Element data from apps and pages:
┏━━
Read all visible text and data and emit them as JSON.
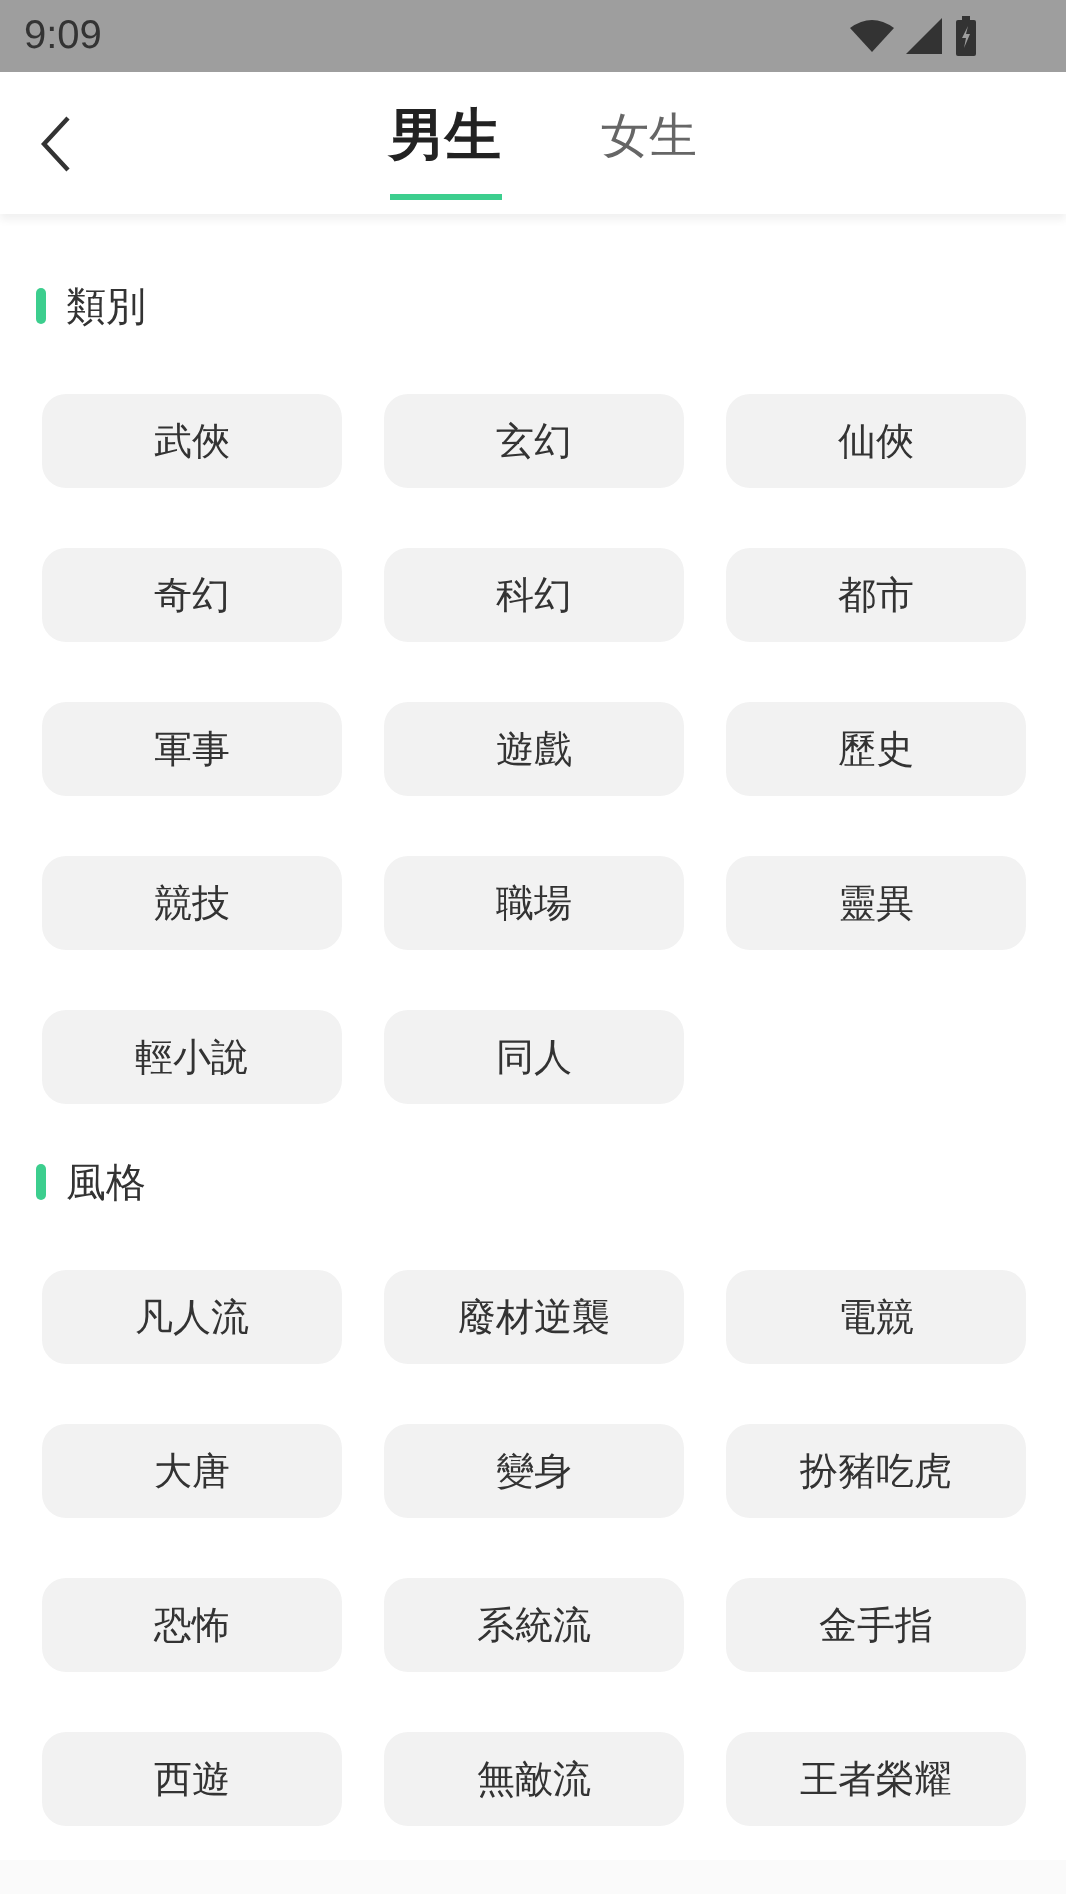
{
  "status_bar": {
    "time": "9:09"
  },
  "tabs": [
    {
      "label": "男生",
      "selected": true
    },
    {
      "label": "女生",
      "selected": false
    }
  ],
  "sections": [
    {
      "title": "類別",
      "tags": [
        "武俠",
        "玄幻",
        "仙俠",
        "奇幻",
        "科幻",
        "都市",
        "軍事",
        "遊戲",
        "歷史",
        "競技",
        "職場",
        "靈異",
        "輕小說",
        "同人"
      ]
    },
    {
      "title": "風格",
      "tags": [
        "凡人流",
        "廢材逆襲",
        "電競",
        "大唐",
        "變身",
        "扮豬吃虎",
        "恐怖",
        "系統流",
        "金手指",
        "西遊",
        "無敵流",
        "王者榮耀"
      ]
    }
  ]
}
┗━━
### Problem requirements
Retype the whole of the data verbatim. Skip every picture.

### Output below
Read all visible text and data and emit them as JSON.
{
  "status_bar": {
    "time": "9:09"
  },
  "tabs": [
    {
      "label": "男生",
      "selected": true
    },
    {
      "label": "女生",
      "selected": false
    }
  ],
  "sections": [
    {
      "title": "類別",
      "tags": [
        "武俠",
        "玄幻",
        "仙俠",
        "奇幻",
        "科幻",
        "都市",
        "軍事",
        "遊戲",
        "歷史",
        "競技",
        "職場",
        "靈異",
        "輕小說",
        "同人"
      ]
    },
    {
      "title": "風格",
      "tags": [
        "凡人流",
        "廢材逆襲",
        "電競",
        "大唐",
        "變身",
        "扮豬吃虎",
        "恐怖",
        "系統流",
        "金手指",
        "西遊",
        "無敵流",
        "王者榮耀"
      ]
    }
  ]
}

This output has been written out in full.